■ **WHAT TO DO**
Once the records have been read, set every one down as it stands.

■ **THE DATA**
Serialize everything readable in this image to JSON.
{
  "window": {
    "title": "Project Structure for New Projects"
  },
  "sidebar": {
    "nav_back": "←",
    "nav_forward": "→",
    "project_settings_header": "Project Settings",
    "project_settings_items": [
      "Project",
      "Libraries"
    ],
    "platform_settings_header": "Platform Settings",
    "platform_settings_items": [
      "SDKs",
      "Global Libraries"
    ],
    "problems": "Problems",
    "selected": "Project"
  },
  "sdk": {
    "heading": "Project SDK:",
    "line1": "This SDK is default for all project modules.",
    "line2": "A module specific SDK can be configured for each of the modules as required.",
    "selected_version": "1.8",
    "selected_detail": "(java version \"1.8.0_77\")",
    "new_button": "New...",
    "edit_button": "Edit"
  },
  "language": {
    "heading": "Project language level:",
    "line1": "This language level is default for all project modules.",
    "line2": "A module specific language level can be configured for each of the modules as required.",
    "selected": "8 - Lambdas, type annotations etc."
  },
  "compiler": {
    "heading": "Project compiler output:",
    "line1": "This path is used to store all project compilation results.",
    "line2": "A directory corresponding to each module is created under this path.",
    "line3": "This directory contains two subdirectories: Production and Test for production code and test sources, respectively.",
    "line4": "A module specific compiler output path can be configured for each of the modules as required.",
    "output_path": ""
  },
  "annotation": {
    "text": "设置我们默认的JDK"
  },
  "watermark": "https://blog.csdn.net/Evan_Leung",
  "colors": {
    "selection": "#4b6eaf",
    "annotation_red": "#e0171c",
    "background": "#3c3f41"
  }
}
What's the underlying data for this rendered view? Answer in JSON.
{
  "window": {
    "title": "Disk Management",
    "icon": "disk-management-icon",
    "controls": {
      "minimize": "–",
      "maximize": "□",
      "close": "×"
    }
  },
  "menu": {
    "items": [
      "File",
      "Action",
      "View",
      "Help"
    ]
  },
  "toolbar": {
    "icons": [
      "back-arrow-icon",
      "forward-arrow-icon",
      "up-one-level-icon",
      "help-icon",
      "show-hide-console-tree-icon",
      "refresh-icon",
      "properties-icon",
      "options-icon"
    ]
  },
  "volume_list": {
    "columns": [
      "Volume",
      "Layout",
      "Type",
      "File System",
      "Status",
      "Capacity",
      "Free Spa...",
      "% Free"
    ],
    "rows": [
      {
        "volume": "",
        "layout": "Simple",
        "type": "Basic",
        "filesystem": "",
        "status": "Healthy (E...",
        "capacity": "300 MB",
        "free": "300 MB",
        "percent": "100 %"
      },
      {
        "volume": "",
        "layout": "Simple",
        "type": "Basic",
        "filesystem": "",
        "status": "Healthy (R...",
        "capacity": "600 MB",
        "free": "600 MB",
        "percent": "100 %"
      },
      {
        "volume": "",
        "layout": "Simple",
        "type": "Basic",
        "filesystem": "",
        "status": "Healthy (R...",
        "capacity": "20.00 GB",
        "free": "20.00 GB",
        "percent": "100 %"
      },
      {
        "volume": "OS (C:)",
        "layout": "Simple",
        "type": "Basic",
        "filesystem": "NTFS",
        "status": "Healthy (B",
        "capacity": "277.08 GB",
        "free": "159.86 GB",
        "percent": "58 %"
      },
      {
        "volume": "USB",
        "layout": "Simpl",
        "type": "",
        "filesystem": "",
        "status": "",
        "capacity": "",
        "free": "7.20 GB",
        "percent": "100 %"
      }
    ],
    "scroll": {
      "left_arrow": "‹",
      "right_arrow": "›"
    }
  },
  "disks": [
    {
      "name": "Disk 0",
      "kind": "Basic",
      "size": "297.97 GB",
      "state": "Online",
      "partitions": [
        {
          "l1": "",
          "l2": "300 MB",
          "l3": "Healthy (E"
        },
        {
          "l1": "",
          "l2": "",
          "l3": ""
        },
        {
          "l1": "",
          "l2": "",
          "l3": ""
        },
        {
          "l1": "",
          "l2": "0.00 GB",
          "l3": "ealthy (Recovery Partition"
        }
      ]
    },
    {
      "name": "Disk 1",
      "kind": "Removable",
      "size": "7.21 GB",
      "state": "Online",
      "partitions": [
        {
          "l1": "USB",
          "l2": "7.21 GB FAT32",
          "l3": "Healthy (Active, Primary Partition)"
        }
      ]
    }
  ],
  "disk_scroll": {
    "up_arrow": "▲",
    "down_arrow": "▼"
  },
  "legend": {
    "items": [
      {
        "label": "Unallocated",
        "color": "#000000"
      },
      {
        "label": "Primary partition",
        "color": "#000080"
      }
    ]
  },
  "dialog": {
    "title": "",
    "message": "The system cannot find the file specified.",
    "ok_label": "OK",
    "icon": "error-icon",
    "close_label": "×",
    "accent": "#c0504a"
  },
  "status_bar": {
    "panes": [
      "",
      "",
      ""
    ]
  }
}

■ **TASK ANSWER**
Serialize everything readable in this image to JSON.
{
  "window": {
    "title": "Project Structure for New Projects"
  },
  "sidebar": {
    "nav_back": "←",
    "nav_forward": "→",
    "project_settings_header": "Project Settings",
    "project_settings_items": [
      "Project",
      "Libraries"
    ],
    "platform_settings_header": "Platform Settings",
    "platform_settings_items": [
      "SDKs",
      "Global Libraries"
    ],
    "problems": "Problems",
    "selected": "Project"
  },
  "sdk": {
    "heading": "Project SDK:",
    "line1": "This SDK is default for all project modules.",
    "line2": "A module specific SDK can be configured for each of the modules as required.",
    "selected_version": "1.8",
    "selected_detail": "(java version \"1.8.0_77\")",
    "new_button": "New...",
    "edit_button": "Edit"
  },
  "language": {
    "heading": "Project language level:",
    "line1": "This language level is default for all project modules.",
    "line2": "A module specific language level can be configured for each of the modules as required.",
    "selected": "8 - Lambdas, type annotations etc."
  },
  "compiler": {
    "heading": "Project compiler output:",
    "line1": "This path is used to store all project compilation results.",
    "line2": "A directory corresponding to each module is created under this path.",
    "line3": "This directory contains two subdirectories: Production and Test for production code and test sources, respectively.",
    "line4": "A module specific compiler output path can be configured for each of the modules as required.",
    "output_path": ""
  },
  "annotation": {
    "text": "设置我们默认的JDK"
  },
  "watermark": "https://blog.csdn.net/Evan_Leung",
  "colors": {
    "selection": "#4b6eaf",
    "annotation_red": "#e0171c",
    "background": "#3c3f41"
  }
}
What's the underlying data for this rendered view? Answer in JSON.
{
  "window": {
    "title": "Disk Management",
    "icon": "disk-management-icon",
    "controls": {
      "minimize": "–",
      "maximize": "□",
      "close": "×"
    }
  },
  "menu": {
    "items": [
      "File",
      "Action",
      "View",
      "Help"
    ]
  },
  "toolbar": {
    "icons": [
      "back-arrow-icon",
      "forward-arrow-icon",
      "up-one-level-icon",
      "help-icon",
      "show-hide-console-tree-icon",
      "refresh-icon",
      "properties-icon",
      "options-icon"
    ]
  },
  "volume_list": {
    "columns": [
      "Volume",
      "Layout",
      "Type",
      "File System",
      "Status",
      "Capacity",
      "Free Spa...",
      "% Free"
    ],
    "rows": [
      {
        "volume": "",
        "layout": "Simple",
        "type": "Basic",
        "filesystem": "",
        "status": "Healthy (E...",
        "capacity": "300 MB",
        "free": "300 MB",
        "percent": "100 %"
      },
      {
        "volume": "",
        "layout": "Simple",
        "type": "Basic",
        "filesystem": "",
        "status": "Healthy (R...",
        "capacity": "600 MB",
        "free": "600 MB",
        "percent": "100 %"
      },
      {
        "volume": "",
        "layout": "Simple",
        "type": "Basic",
        "filesystem": "",
        "status": "Healthy (R...",
        "capacity": "20.00 GB",
        "free": "20.00 GB",
        "percent": "100 %"
      },
      {
        "volume": "OS (C:)",
        "layout": "Simple",
        "type": "Basic",
        "filesystem": "NTFS",
        "status": "Healthy (B",
        "capacity": "277.08 GB",
        "free": "159.86 GB",
        "percent": "58 %"
      },
      {
        "volume": "USB",
        "layout": "Simpl",
        "type": "",
        "filesystem": "",
        "status": "",
        "capacity": "",
        "free": "7.20 GB",
        "percent": "100 %"
      }
    ],
    "scroll": {
      "left_arrow": "‹",
      "right_arrow": "›"
    }
  },
  "disks": [
    {
      "name": "Disk 0",
      "kind": "Basic",
      "size": "297.97 GB",
      "state": "Online",
      "partitions": [
        {
          "l1": "",
          "l2": "300 MB",
          "l3": "Healthy (E"
        },
        {
          "l1": "",
          "l2": "",
          "l3": ""
        },
        {
          "l1": "",
          "l2": "",
          "l3": ""
        },
        {
          "l1": "",
          "l2": "0.00 GB",
          "l3": "ealthy (Recovery Partition"
        }
      ]
    },
    {
      "name": "Disk 1",
      "kind": "Removable",
      "size": "7.21 GB",
      "state": "Online",
      "partitions": [
        {
          "l1": "USB",
          "l2": "7.21 GB FAT32",
          "l3": "Healthy (Active, Primary Partition)"
        }
      ]
    }
  ],
  "disk_scroll": {
    "up_arrow": "▲",
    "down_arrow": "▼"
  },
  "legend": {
    "items": [
      {
        "label": "Unallocated",
        "color": "#000000"
      },
      {
        "label": "Primary partition",
        "color": "#000080"
      }
    ]
  },
  "dialog": {
    "title": "",
    "message": "The system cannot find the file specified.",
    "ok_label": "OK",
    "icon": "error-icon",
    "close_label": "×",
    "accent": "#c0504a"
  },
  "status_bar": {
    "panes": [
      "",
      "",
      ""
    ]
  }
}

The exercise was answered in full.